Thursday, January 18, 2018

The Trump Administration’s announcement that it will allow health care workers to deny medical treatment based on their personal beliefs is an attack on women and the LGBT community. Religious freedom is not a license to discriminate. California LGBT Caucus Chair Evan Low joined with Assemblymember Cristina Garcia, Chair of the Women’s Caucus, to discuss. 

Tuesday, January 16, 2018

SACRAMENTO—Assemblymember Evan Low (D-Silicon Valley) introduced a resolution calling for Attorney General Jeff Sessions and the Department of Justice to respect California’s cannabis laws and condemning Jeff Sessions for diverting scarce public safety resources away from legitimate public safety concerns. Assemblymember Evan Low chairs the Assembly Business and Professions Committee, which oversees the licensing and regulation of cannabis in the state.

Thursday, January 11, 2018

Assemblymember Evan Low (D-San Jose), Chair of the California Legislative LGBT Caucus joined other legislative Caucus Chairs in urging Congress to vote on a clean DACA measure now. “We know that tech companies and tech executives have all spoken in support of this program,” Low said. “In fact, the Williams Institute indicates there are close to 75,000 LGBT individuals in the DACA program. The LGBT community knows the importance of a society that is inclusive, not exclusive” Watch Assemblymember Low’s statement in this Assembly Access video.  http://www.asmdc.org/low

Thursday, January 4, 2018

Looking to combat the opioid abuse epidemic, a Silicon Valley legislator has introduced a slate of bills meant to clamp down on access to highly addictive prescription drugs.

Assemblyman Evan Low (D-Campbell) authored three measures meant to provide a better understanding of patients’ access to these medications, building on an existing state database tracking prescriptions in California.

“I don’t think there’s enough attention at the issue at hand, which is the system is not working,” Low said.

Thursday, January 4, 2018
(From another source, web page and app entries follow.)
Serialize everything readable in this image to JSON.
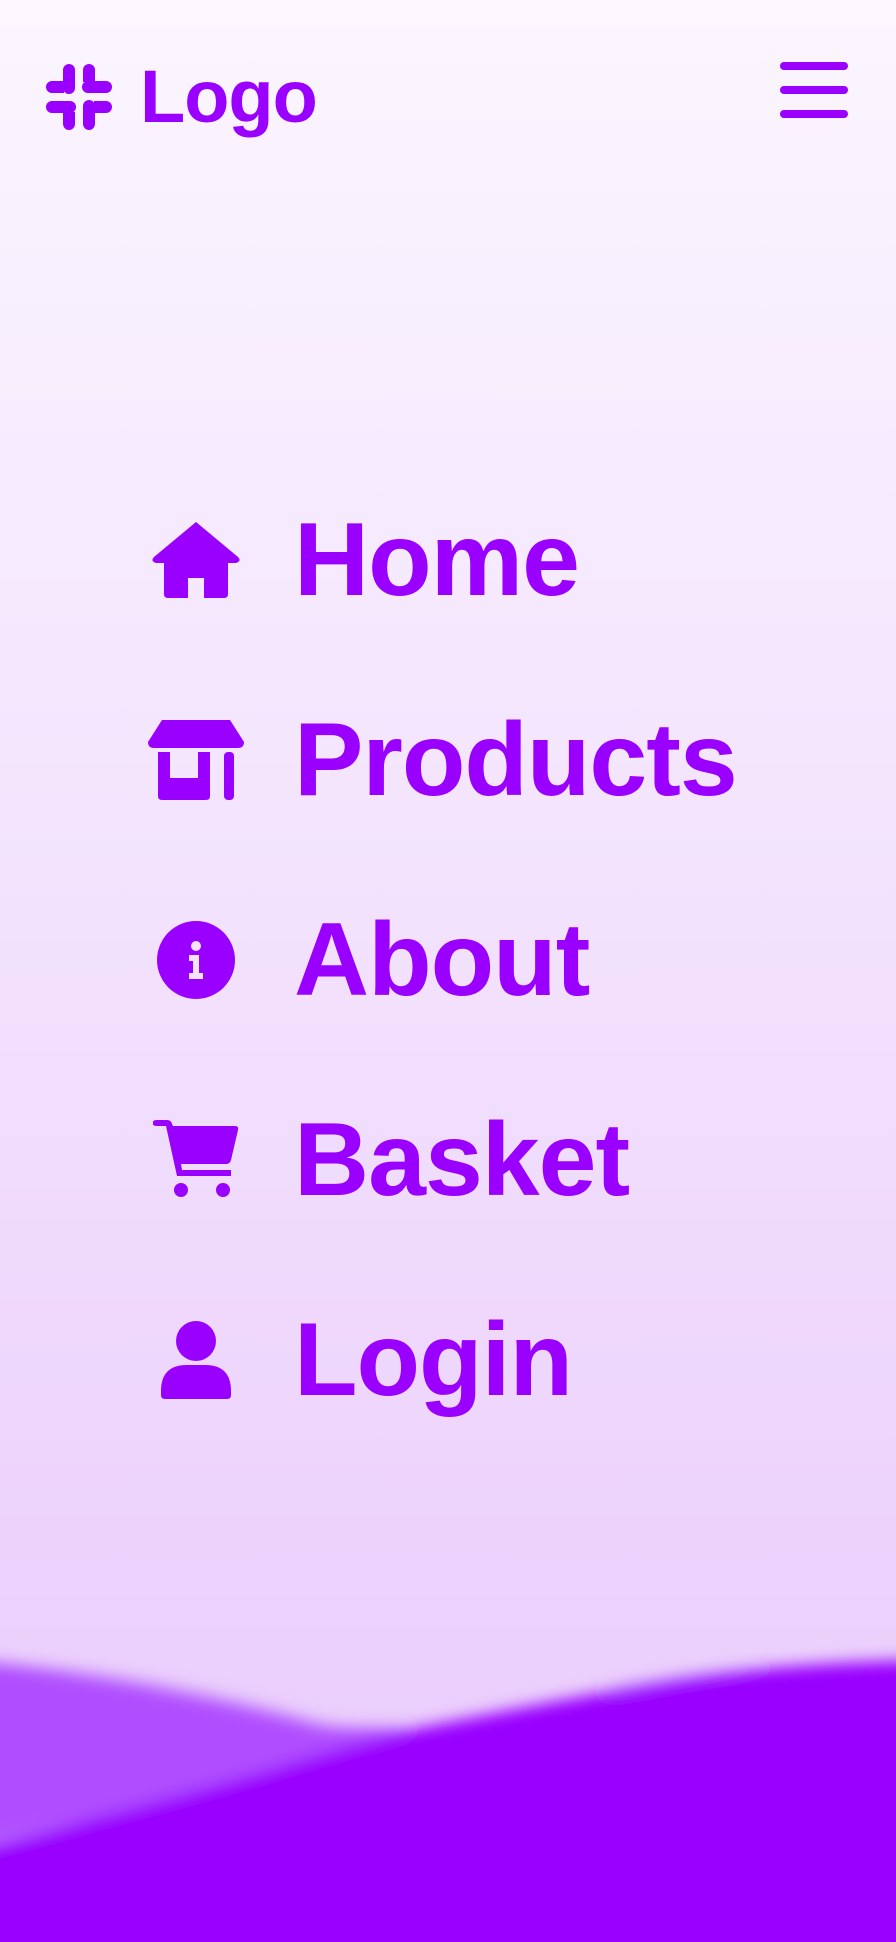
{
  "brand": {
    "logo_text": "Logo",
    "logo_icon": "hash-icon",
    "accent_color": "#9900ff"
  },
  "header": {
    "menu_icon": "hamburger-icon"
  },
  "nav": {
    "items": [
      {
        "label": "Home",
        "icon": "house-icon"
      },
      {
        "label": "Products",
        "icon": "store-icon"
      },
      {
        "label": "About",
        "icon": "info-circle-icon"
      },
      {
        "label": "Basket",
        "icon": "cart-icon"
      },
      {
        "label": "Login",
        "icon": "user-icon"
      }
    ]
  }
}
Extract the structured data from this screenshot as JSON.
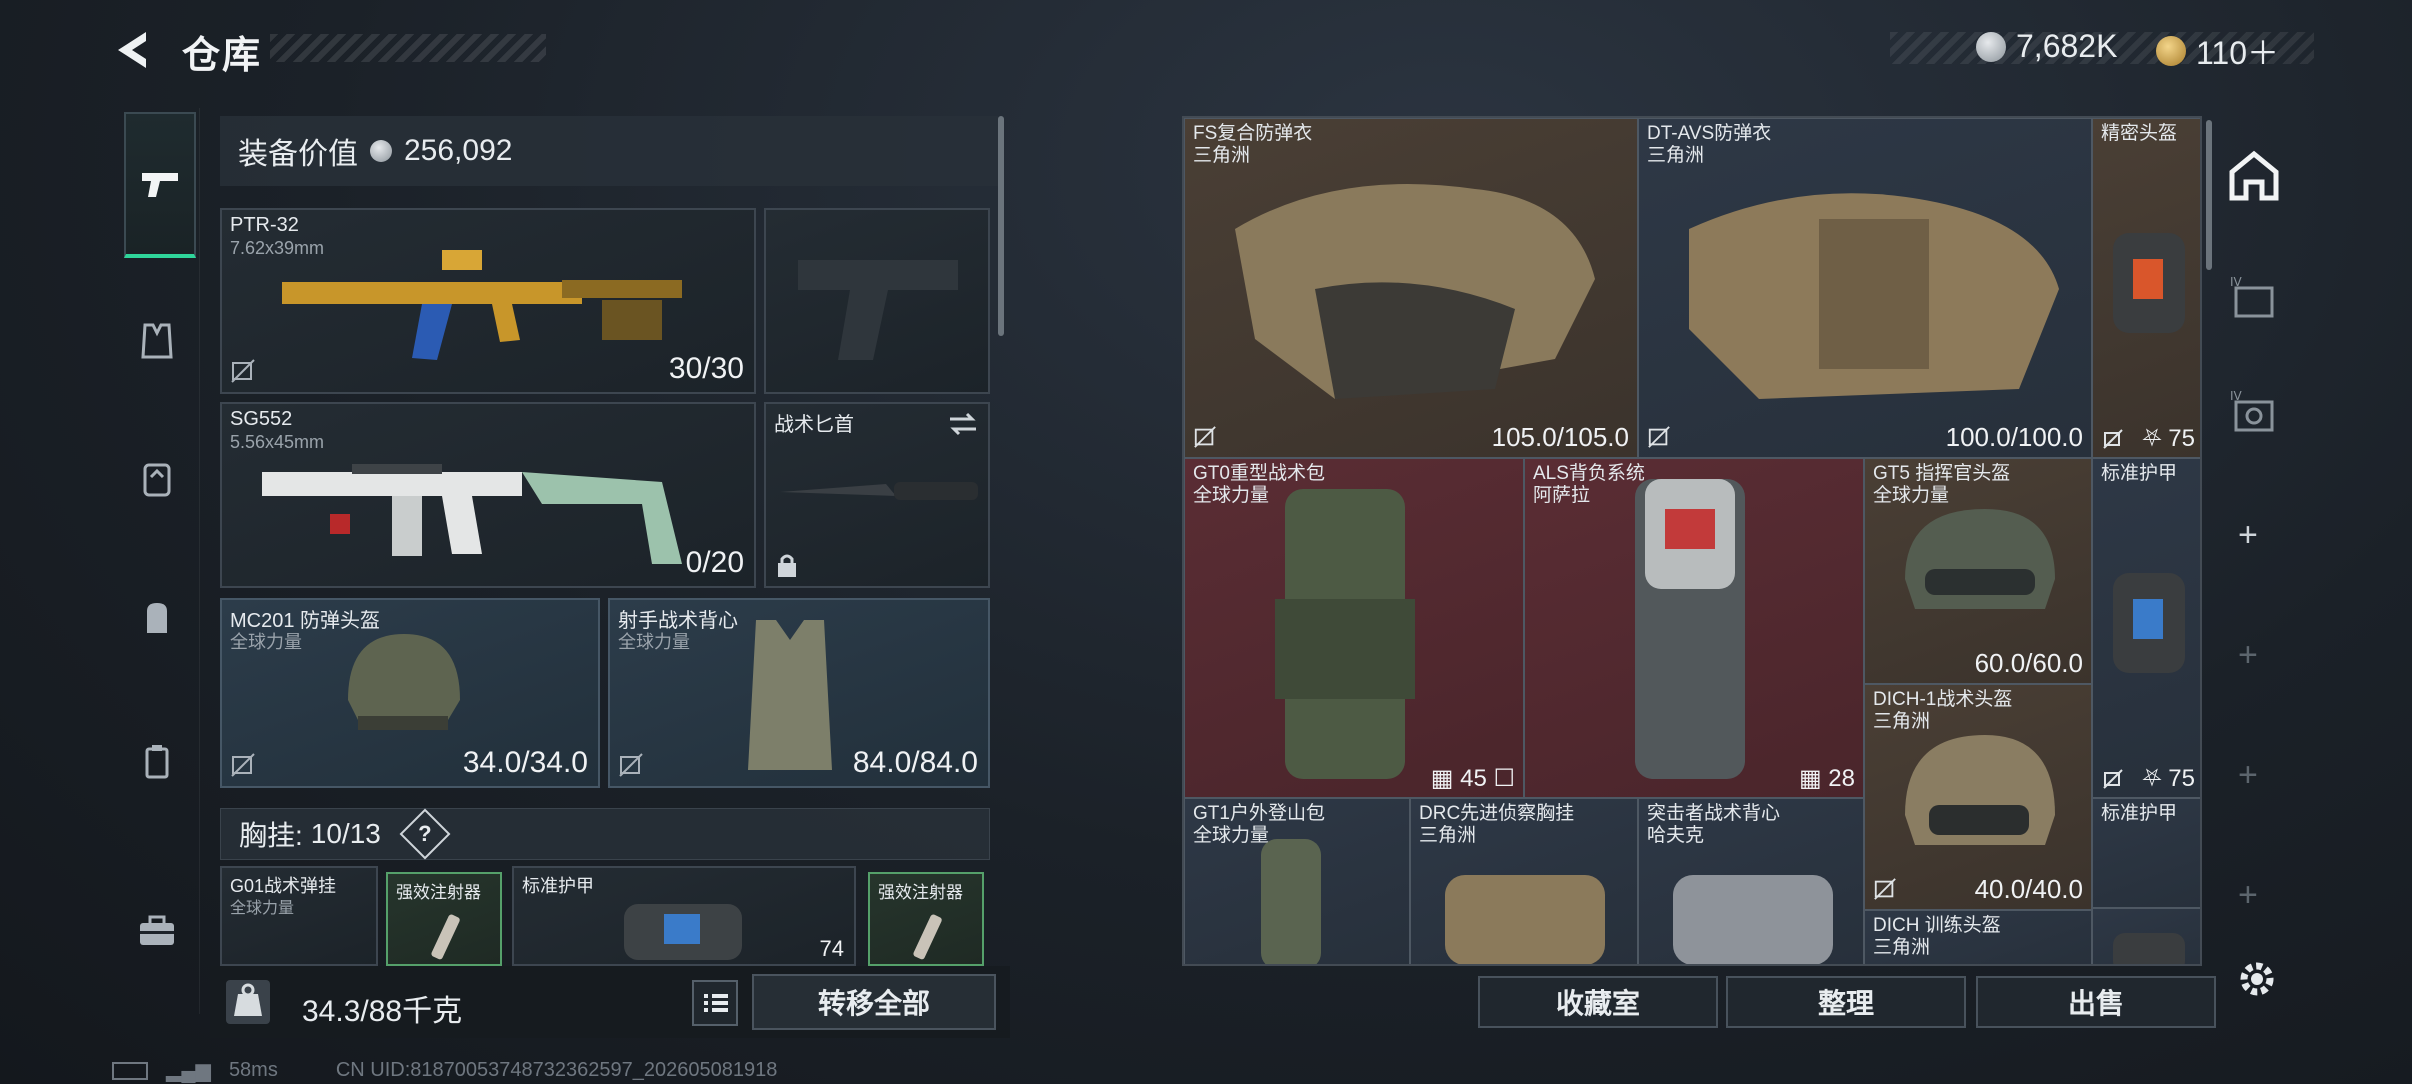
{
  "header": {
    "title": "仓库"
  },
  "currency": {
    "silver": "7,682K",
    "gold": "110＋"
  },
  "loadout": {
    "equip_value_label": "装备价值",
    "equip_value": "256,092",
    "primary": {
      "name": "PTR-32",
      "caliber": "7.62x39mm",
      "ammo": "30/30"
    },
    "secondary": {
      "name": "SG552",
      "caliber": "5.56x45mm",
      "ammo": "0/20"
    },
    "melee": {
      "name": "战术匕首"
    },
    "helmet": {
      "name": "MC201 防弹头盔",
      "faction": "全球力量",
      "durability": "34.0/34.0"
    },
    "armor": {
      "name": "射手战术背心",
      "faction": "全球力量",
      "durability": "84.0/84.0"
    },
    "chest_rig": {
      "label": "胸挂:",
      "count": "10/13",
      "help": "?"
    },
    "rig_items": [
      {
        "name": "G01战术弹挂",
        "sub": "全球力量"
      },
      {
        "name": "强效注射器"
      },
      {
        "name": "标准护甲",
        "badge": "74"
      },
      {
        "name": "强效注射器"
      }
    ],
    "weight": "34.3/88千克",
    "transfer_all": "转移全部"
  },
  "grid": {
    "items": [
      {
        "name": "FS复合防弹衣",
        "sub": "三角洲",
        "value": "105.0/105.0"
      },
      {
        "name": "DT-AVS防弹衣",
        "sub": "三角洲",
        "value": "100.0/100.0"
      },
      {
        "name": "精密头盔",
        "value": "75"
      },
      {
        "name": "GT0重型战术包",
        "sub": "全球力量",
        "value": "45"
      },
      {
        "name": "ALS背负系统",
        "sub": "阿萨拉",
        "value": "28"
      },
      {
        "name": "GT5 指挥官头盔",
        "sub": "全球力量",
        "value": "60.0/60.0"
      },
      {
        "name": "标准护甲",
        "value": "75"
      },
      {
        "name": "DICH-1战术头盔",
        "sub": "三角洲",
        "value": "40.0/40.0"
      },
      {
        "name": "GT1户外登山包",
        "sub": "全球力量"
      },
      {
        "name": "DRC先进侦察胸挂",
        "sub": "三角洲"
      },
      {
        "name": "突击者战术背心",
        "sub": "哈夫克"
      },
      {
        "name": "标准护甲"
      },
      {
        "name": "DICH 训练头盔",
        "sub": "三角洲"
      }
    ]
  },
  "actions": {
    "collection": "收藏室",
    "sort": "整理",
    "sell": "出售"
  },
  "status": {
    "ping": "58ms",
    "uid": "CN UID:81870053748732362597_202605081918"
  }
}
(Sacramento) – Assemblymember Evan Low (D-San Jose) has introduced a package of legislation to fight the opioid crisis roaring through California and the Nation. “The Opioid Crisis has destroyed lives and devastated families. In 2016 alone, families in our State lost nearly 2,000 loved ones to opioids,” Low said. The three bills in the package target multiple stages in the crisis: The first bill connects California’s prescription drug monitoring database, known as cures, with other states.

Thursday, January 4, 2018

SACRAMENTO—Assemblymember Evan Low (D-Silicon Valley) introduced a three-bill package of legislation today to fight the opioid crisis by addressing the overprescribing, diversion, and abuse of prescription drugs like opioids. AB 1751 creates a framework for connecting California’s prescription drug monitoring program (CURES) with other state databases; AB 1752 adds new drugs to the drug monitoring database and requires more real-time reporting of new prescriptions; and AB 1753 helps law enforcement combat fraudulently obtained prescription pads.

Thursday, January 4, 2018

California’s housing crisis was Sacramento’s major focus in 2017. While housing affordability will remain a serious challenge for the state in 2018 and beyond, the state Legislature’s actions this year made it clear that this issue has our leaders’ full attention at last.

Thursday, January 4, 2018

SACRAMENTO — Advocates and lawmakers who have pushed to end California’s backlog of untested rape kits say they are hoping the national attention to sexual harassment and assault will drive efforts to pass much-needed reforms in the state.

And, entering the New Year, they are focusing on one area in particular: California has no idea how many rape kits are sitting on shelves in police evidence or hospital storage rooms.

“We want that changed,” said Ilse Knecht, director of policy and advocacy for the Joyful Heart Foundation, a national group pushing to end backlogs.